decoupled Drupal means, how it differs from other ways of using Drupal, and how you can use decoupled Drupal with Gatsby.
Decoupled Drupal is the practice of using Drupal as a headless CMS for your JAMstack site. Decoupled Drupal separates the content layer from the presentation layer, so that you can use Drupal with whatever frontend you choose.
In a tightly coupled Drupal architecture, themes control your site’s appearance. A theme is a collection of HTML-based template files, each of which manages the layout for a particular Drupal node or content type.
When a visitor requests a URL, Drupal retrieves the requested content from the database and merges it with the appropriate template to create an HTML response. The downside of such an architecture is that your site’s content is only available as HTML. HTML limits where and how your content can be used.
In a decoupled architecture, Drupal’s only responsibility is content. Rather than returning HTML documents, Drupal returns JSON from its REST or JSON:API interfaces. Or you can use GraphQL by installing the GraphQL module.
A decoupled Drupal architecture offers two key advantages over a tightly coupled one.
- You can use one content management system to serve multiple frontends — for example, your Gatsby site, your mobile application, and your smart TV application.
- You can develop, change, and upgrade the frontend and backend independently of each other. Upgrading Drupal doesn’t require you to modify your site’s appearance.

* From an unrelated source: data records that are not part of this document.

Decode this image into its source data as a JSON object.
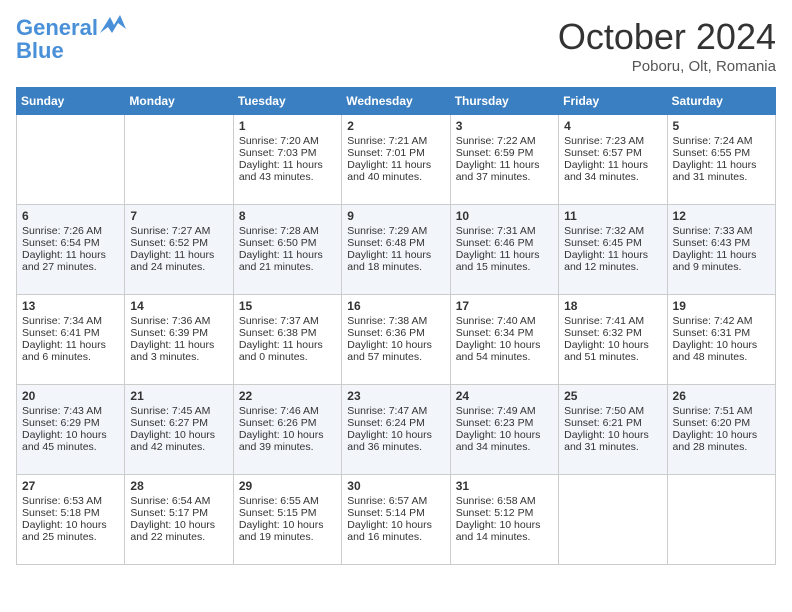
{
  "header": {
    "logo_line1": "General",
    "logo_line2": "Blue",
    "month": "October 2024",
    "location": "Poboru, Olt, Romania"
  },
  "days_of_week": [
    "Sunday",
    "Monday",
    "Tuesday",
    "Wednesday",
    "Thursday",
    "Friday",
    "Saturday"
  ],
  "weeks": [
    [
      {
        "day": "",
        "sunrise": "",
        "sunset": "",
        "daylight": ""
      },
      {
        "day": "",
        "sunrise": "",
        "sunset": "",
        "daylight": ""
      },
      {
        "day": "1",
        "sunrise": "Sunrise: 7:20 AM",
        "sunset": "Sunset: 7:03 PM",
        "daylight": "Daylight: 11 hours and 43 minutes."
      },
      {
        "day": "2",
        "sunrise": "Sunrise: 7:21 AM",
        "sunset": "Sunset: 7:01 PM",
        "daylight": "Daylight: 11 hours and 40 minutes."
      },
      {
        "day": "3",
        "sunrise": "Sunrise: 7:22 AM",
        "sunset": "Sunset: 6:59 PM",
        "daylight": "Daylight: 11 hours and 37 minutes."
      },
      {
        "day": "4",
        "sunrise": "Sunrise: 7:23 AM",
        "sunset": "Sunset: 6:57 PM",
        "daylight": "Daylight: 11 hours and 34 minutes."
      },
      {
        "day": "5",
        "sunrise": "Sunrise: 7:24 AM",
        "sunset": "Sunset: 6:55 PM",
        "daylight": "Daylight: 11 hours and 31 minutes."
      }
    ],
    [
      {
        "day": "6",
        "sunrise": "Sunrise: 7:26 AM",
        "sunset": "Sunset: 6:54 PM",
        "daylight": "Daylight: 11 hours and 27 minutes."
      },
      {
        "day": "7",
        "sunrise": "Sunrise: 7:27 AM",
        "sunset": "Sunset: 6:52 PM",
        "daylight": "Daylight: 11 hours and 24 minutes."
      },
      {
        "day": "8",
        "sunrise": "Sunrise: 7:28 AM",
        "sunset": "Sunset: 6:50 PM",
        "daylight": "Daylight: 11 hours and 21 minutes."
      },
      {
        "day": "9",
        "sunrise": "Sunrise: 7:29 AM",
        "sunset": "Sunset: 6:48 PM",
        "daylight": "Daylight: 11 hours and 18 minutes."
      },
      {
        "day": "10",
        "sunrise": "Sunrise: 7:31 AM",
        "sunset": "Sunset: 6:46 PM",
        "daylight": "Daylight: 11 hours and 15 minutes."
      },
      {
        "day": "11",
        "sunrise": "Sunrise: 7:32 AM",
        "sunset": "Sunset: 6:45 PM",
        "daylight": "Daylight: 11 hours and 12 minutes."
      },
      {
        "day": "12",
        "sunrise": "Sunrise: 7:33 AM",
        "sunset": "Sunset: 6:43 PM",
        "daylight": "Daylight: 11 hours and 9 minutes."
      }
    ],
    [
      {
        "day": "13",
        "sunrise": "Sunrise: 7:34 AM",
        "sunset": "Sunset: 6:41 PM",
        "daylight": "Daylight: 11 hours and 6 minutes."
      },
      {
        "day": "14",
        "sunrise": "Sunrise: 7:36 AM",
        "sunset": "Sunset: 6:39 PM",
        "daylight": "Daylight: 11 hours and 3 minutes."
      },
      {
        "day": "15",
        "sunrise": "Sunrise: 7:37 AM",
        "sunset": "Sunset: 6:38 PM",
        "daylight": "Daylight: 11 hours and 0 minutes."
      },
      {
        "day": "16",
        "sunrise": "Sunrise: 7:38 AM",
        "sunset": "Sunset: 6:36 PM",
        "daylight": "Daylight: 10 hours and 57 minutes."
      },
      {
        "day": "17",
        "sunrise": "Sunrise: 7:40 AM",
        "sunset": "Sunset: 6:34 PM",
        "daylight": "Daylight: 10 hours and 54 minutes."
      },
      {
        "day": "18",
        "sunrise": "Sunrise: 7:41 AM",
        "sunset": "Sunset: 6:32 PM",
        "daylight": "Daylight: 10 hours and 51 minutes."
      },
      {
        "day": "19",
        "sunrise": "Sunrise: 7:42 AM",
        "sunset": "Sunset: 6:31 PM",
        "daylight": "Daylight: 10 hours and 48 minutes."
      }
    ],
    [
      {
        "day": "20",
        "sunrise": "Sunrise: 7:43 AM",
        "sunset": "Sunset: 6:29 PM",
        "daylight": "Daylight: 10 hours and 45 minutes."
      },
      {
        "day": "21",
        "sunrise": "Sunrise: 7:45 AM",
        "sunset": "Sunset: 6:27 PM",
        "daylight": "Daylight: 10 hours and 42 minutes."
      },
      {
        "day": "22",
        "sunrise": "Sunrise: 7:46 AM",
        "sunset": "Sunset: 6:26 PM",
        "daylight": "Daylight: 10 hours and 39 minutes."
      },
      {
        "day": "23",
        "sunrise": "Sunrise: 7:47 AM",
        "sunset": "Sunset: 6:24 PM",
        "daylight": "Daylight: 10 hours and 36 minutes."
      },
      {
        "day": "24",
        "sunrise": "Sunrise: 7:49 AM",
        "sunset": "Sunset: 6:23 PM",
        "daylight": "Daylight: 10 hours and 34 minutes."
      },
      {
        "day": "25",
        "sunrise": "Sunrise: 7:50 AM",
        "sunset": "Sunset: 6:21 PM",
        "daylight": "Daylight: 10 hours and 31 minutes."
      },
      {
        "day": "26",
        "sunrise": "Sunrise: 7:51 AM",
        "sunset": "Sunset: 6:20 PM",
        "daylight": "Daylight: 10 hours and 28 minutes."
      }
    ],
    [
      {
        "day": "27",
        "sunrise": "Sunrise: 6:53 AM",
        "sunset": "Sunset: 5:18 PM",
        "daylight": "Daylight: 10 hours and 25 minutes."
      },
      {
        "day": "28",
        "sunrise": "Sunrise: 6:54 AM",
        "sunset": "Sunset: 5:17 PM",
        "daylight": "Daylight: 10 hours and 22 minutes."
      },
      {
        "day": "29",
        "sunrise": "Sunrise: 6:55 AM",
        "sunset": "Sunset: 5:15 PM",
        "daylight": "Daylight: 10 hours and 19 minutes."
      },
      {
        "day": "30",
        "sunrise": "Sunrise: 6:57 AM",
        "sunset": "Sunset: 5:14 PM",
        "daylight": "Daylight: 10 hours and 16 minutes."
      },
      {
        "day": "31",
        "sunrise": "Sunrise: 6:58 AM",
        "sunset": "Sunset: 5:12 PM",
        "daylight": "Daylight: 10 hours and 14 minutes."
      },
      {
        "day": "",
        "sunrise": "",
        "sunset": "",
        "daylight": ""
      },
      {
        "day": "",
        "sunrise": "",
        "sunset": "",
        "daylight": ""
      }
    ]
  ]
}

A decoupled Drupal architecture lets you use the full power of Drupal’s content management tools while gaining the performance advantages of a static Gatsby site.
- Watch Kyle Mathews’ presentation on Gatsby + Drupal
- Documentation for the GraphQL Drupal module
- Sourcing from Drupal in the Gatsby docs